What is being asked:
Every line below should be repeated exactly as written.

■ ■ ■ ■ ■ ■ ■

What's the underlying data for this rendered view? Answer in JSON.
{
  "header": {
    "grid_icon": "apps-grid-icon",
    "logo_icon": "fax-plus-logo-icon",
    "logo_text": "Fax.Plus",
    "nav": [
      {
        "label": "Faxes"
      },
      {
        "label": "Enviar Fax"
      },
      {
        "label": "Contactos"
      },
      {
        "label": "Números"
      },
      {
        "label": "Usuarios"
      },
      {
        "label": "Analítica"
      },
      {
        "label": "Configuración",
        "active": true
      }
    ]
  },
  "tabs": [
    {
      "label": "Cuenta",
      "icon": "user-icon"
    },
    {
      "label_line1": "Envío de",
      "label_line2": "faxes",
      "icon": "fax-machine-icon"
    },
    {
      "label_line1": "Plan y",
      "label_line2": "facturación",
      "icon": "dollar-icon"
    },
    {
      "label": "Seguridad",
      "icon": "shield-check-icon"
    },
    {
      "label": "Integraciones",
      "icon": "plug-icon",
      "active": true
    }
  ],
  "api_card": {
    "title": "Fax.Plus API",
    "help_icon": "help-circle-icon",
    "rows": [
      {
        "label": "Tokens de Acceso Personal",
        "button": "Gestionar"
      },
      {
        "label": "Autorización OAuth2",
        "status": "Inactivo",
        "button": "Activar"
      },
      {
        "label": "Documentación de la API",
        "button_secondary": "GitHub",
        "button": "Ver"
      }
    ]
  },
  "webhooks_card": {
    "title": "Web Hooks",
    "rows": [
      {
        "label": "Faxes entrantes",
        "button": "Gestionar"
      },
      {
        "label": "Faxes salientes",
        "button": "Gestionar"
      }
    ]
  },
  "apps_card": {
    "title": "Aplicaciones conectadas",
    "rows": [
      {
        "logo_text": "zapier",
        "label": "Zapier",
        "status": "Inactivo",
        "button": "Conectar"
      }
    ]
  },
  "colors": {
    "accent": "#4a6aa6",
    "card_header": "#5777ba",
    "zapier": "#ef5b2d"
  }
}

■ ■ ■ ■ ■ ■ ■

Answer space:
What's the underlying data for this rendered view? Answer in JSON.
{
  "header": {
    "grid_icon": "apps-grid-icon",
    "logo_icon": "fax-plus-logo-icon",
    "logo_text": "Fax.Plus",
    "nav": [
      {
        "label": "Faxes"
      },
      {
        "label": "Enviar Fax"
      },
      {
        "label": "Contactos"
      },
      {
        "label": "Números"
      },
      {
        "label": "Usuarios"
      },
      {
        "label": "Analítica"
      },
      {
        "label": "Configuración",
        "active": true
      }
    ]
  },
  "tabs": [
    {
      "label": "Cuenta",
      "icon": "user-icon"
    },
    {
      "label_line1": "Envío de",
      "label_line2": "faxes",
      "icon": "fax-machine-icon"
    },
    {
      "label_line1": "Plan y",
      "label_line2": "facturación",
      "icon": "dollar-icon"
    },
    {
      "label": "Seguridad",
      "icon": "shield-check-icon"
    },
    {
      "label": "Integraciones",
      "icon": "plug-icon",
      "active": true
    }
  ],
  "api_card": {
    "title": "Fax.Plus API",
    "help_icon": "help-circle-icon",
    "rows": [
      {
        "label": "Tokens de Acceso Personal",
        "button": "Gestionar"
      },
      {
        "label": "Autorización OAuth2",
        "status": "Inactivo",
        "button": "Activar"
      },
      {
        "label": "Documentación de la API",
        "button_secondary": "GitHub",
        "button": "Ver"
      }
    ]
  },
  "webhooks_card": {
    "title": "Web Hooks",
    "rows": [
      {
        "label": "Faxes entrantes",
        "button": "Gestionar"
      },
      {
        "label": "Faxes salientes",
        "button": "Gestionar"
      }
    ]
  },
  "apps_card": {
    "title": "Aplicaciones conectadas",
    "rows": [
      {
        "logo_text": "zapier",
        "label": "Zapier",
        "status": "Inactivo",
        "button": "Conectar"
      }
    ]
  },
  "colors": {
    "accent": "#4a6aa6",
    "card_header": "#5777ba",
    "zapier": "#ef5b2d"
  }
}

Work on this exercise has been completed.